Many trades/production decisions are possible.
Assume Rosie makes all bananas. Since for her, , she makes 20 bananas.
If Donald makes all turtles, he makes 25 turtles.
So, we now have .
Without trade , . So, now we have more production of each.
So, now assume that The Donald trades 6 turtles for 5 bananas.
The Donald now has , . Before, he had and . So, he is better off because he has more of both.
Rosie now has and . Before, she had , . So, she is better off.
Both parties gain from trading!
Eric and Rod are stuck on a desert island. There are two goods, fish (F) and coconuts (C). Eric has production function , and without trading chooses . Rod has production function and without trading chooses . Explain an arrangement that can make both better off. Make sure you don’t fall into the trap!
The same idea holds for more complicated scenarios involving more than two people and more than two goods. If people in a society decide to specialize and make a lot of what they are good at making, and then trade some of the things that they make for other things they want, then both they and the society they are part of will be better off. Or, as I will say a little later on, specialization and trade generate wealth for society.

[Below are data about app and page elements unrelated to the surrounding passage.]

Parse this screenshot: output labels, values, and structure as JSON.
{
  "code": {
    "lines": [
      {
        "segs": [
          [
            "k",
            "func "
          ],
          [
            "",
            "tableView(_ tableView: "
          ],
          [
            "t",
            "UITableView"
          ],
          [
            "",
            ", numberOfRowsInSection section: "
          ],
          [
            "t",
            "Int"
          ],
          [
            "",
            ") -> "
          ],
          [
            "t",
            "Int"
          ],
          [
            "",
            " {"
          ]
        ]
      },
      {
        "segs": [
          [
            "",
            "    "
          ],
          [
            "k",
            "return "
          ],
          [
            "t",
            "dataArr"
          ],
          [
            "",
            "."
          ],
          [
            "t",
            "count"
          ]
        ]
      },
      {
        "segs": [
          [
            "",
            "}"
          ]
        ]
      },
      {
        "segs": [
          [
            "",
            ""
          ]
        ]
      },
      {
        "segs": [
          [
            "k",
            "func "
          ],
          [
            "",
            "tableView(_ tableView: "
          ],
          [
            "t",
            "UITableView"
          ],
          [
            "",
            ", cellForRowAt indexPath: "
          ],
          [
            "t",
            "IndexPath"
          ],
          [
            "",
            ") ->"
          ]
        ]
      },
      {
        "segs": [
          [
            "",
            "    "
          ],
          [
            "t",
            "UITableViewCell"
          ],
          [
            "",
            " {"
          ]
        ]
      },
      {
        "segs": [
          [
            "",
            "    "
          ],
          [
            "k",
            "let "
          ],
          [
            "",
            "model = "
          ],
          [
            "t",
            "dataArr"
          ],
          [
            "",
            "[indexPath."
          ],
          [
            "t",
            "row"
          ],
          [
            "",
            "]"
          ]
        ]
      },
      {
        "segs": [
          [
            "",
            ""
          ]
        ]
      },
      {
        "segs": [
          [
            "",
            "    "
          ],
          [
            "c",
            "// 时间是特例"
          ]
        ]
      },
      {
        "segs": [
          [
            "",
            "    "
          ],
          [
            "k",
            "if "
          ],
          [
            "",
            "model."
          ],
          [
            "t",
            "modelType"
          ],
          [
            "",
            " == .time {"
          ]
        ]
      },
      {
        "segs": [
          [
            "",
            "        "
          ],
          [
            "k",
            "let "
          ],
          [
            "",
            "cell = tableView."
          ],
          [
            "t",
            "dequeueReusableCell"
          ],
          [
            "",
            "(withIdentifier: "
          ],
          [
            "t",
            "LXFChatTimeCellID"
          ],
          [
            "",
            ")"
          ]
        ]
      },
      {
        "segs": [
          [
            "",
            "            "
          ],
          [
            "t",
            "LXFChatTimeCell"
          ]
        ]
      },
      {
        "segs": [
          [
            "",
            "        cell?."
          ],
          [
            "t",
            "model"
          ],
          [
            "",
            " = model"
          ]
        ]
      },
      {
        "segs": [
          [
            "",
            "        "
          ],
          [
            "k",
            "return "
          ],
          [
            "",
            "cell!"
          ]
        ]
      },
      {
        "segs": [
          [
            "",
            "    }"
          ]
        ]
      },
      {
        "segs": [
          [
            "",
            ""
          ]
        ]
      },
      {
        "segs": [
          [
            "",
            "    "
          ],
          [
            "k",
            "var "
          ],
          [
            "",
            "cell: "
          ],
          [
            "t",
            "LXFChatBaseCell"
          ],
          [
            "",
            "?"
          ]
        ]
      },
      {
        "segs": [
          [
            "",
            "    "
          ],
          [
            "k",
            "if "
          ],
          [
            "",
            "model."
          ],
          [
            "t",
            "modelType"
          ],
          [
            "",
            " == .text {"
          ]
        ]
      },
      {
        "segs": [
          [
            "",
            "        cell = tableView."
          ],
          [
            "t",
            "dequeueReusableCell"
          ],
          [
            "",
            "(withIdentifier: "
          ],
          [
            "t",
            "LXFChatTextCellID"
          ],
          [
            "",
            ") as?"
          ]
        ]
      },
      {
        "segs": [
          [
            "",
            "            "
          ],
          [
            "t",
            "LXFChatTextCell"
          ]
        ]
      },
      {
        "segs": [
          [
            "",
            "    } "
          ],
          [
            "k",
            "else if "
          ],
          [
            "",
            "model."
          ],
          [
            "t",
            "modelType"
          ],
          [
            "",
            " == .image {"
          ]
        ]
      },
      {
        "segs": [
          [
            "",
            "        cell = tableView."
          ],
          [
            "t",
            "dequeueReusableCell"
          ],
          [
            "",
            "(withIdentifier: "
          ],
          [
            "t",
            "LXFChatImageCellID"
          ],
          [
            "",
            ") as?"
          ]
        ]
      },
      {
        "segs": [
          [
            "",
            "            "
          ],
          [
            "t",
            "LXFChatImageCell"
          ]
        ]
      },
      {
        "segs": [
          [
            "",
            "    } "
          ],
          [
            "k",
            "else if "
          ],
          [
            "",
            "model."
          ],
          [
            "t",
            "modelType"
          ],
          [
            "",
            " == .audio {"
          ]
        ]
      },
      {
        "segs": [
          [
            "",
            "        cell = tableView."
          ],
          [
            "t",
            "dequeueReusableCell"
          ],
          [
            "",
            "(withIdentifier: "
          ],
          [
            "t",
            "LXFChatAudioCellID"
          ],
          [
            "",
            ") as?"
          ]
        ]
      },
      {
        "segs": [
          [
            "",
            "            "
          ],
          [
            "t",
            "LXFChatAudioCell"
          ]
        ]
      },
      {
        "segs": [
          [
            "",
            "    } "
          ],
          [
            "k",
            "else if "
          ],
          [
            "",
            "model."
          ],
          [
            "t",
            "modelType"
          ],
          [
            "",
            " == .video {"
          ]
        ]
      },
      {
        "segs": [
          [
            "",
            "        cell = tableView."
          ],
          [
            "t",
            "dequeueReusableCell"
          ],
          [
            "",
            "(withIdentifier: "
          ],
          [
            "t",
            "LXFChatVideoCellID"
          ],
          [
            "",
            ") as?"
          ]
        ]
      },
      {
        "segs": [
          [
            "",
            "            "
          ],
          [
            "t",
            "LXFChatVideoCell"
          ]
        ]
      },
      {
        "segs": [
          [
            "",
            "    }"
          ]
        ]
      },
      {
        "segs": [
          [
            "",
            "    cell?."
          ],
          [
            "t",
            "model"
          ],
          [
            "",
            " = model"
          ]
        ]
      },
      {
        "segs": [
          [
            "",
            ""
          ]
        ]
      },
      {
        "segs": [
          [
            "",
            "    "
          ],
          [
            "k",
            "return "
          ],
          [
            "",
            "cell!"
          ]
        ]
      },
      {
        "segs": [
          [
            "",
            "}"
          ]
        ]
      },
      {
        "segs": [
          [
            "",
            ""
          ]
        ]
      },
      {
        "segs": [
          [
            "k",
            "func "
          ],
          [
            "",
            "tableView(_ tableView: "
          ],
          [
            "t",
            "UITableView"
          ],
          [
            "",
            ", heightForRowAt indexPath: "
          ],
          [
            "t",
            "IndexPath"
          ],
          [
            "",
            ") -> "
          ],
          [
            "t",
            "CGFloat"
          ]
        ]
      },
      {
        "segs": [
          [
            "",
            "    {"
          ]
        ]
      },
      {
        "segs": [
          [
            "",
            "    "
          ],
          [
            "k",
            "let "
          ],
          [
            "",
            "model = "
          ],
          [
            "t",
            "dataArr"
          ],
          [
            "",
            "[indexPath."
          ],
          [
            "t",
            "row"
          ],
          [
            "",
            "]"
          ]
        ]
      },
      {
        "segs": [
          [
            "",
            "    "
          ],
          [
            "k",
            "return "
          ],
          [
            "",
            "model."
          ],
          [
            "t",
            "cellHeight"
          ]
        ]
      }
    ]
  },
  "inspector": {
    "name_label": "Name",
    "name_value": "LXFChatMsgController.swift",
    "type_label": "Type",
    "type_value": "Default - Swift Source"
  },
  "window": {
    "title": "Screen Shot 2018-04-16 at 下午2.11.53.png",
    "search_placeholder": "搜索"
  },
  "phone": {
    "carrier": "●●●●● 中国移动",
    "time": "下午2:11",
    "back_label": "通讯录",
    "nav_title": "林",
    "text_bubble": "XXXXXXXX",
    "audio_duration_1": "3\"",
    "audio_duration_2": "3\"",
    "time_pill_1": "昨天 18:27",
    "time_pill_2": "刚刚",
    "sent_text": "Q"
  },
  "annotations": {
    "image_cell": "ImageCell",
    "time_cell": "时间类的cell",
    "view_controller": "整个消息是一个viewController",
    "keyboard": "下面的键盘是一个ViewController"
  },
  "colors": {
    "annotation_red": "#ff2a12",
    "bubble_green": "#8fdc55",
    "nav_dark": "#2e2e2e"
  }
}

This is perhaps not hard to understand. We all specialize in something and sell it and use the proceeds of that sale to buy other things. A university professor specializes in teaching students and generating research. The university pays the professor for this, and with his wages, he buys food, housing, transportation, clothing, leisure, and many other things. He is better off doing this than trying to make his own food, build his own house and manufacture his own car. A construction company might build a hundred houses a year, which is more than the owners of the company need. So, they sell some of those houses to buy the other things they need to live. This is how our society is organized.
As a society, we have much more wealth because we arrange our societies this way. Without trade (that is, buying and selling things), we would each have to be a fully self-sufficient unit, and each of us would have much less in such a world. We do not trade because we like each other or even care about each other - we usually don't even know the people we are trading with - but we do so because it is in our own best interest. This curious fact - a society of people, each acting in their own best interest (or out of selfish motives), leads to an increase in the wealth of society as a whole - was first written down and expounded upon by Adam Smith, the author of a book called The Wealth of Nations, which was written in 1776 and was the founding text of modern economic thought. We'll talk a bit more about Smith later.
Now, given this simple example as an introduction, we can move on to start talking about economics in a bit more of a formal and structured manner.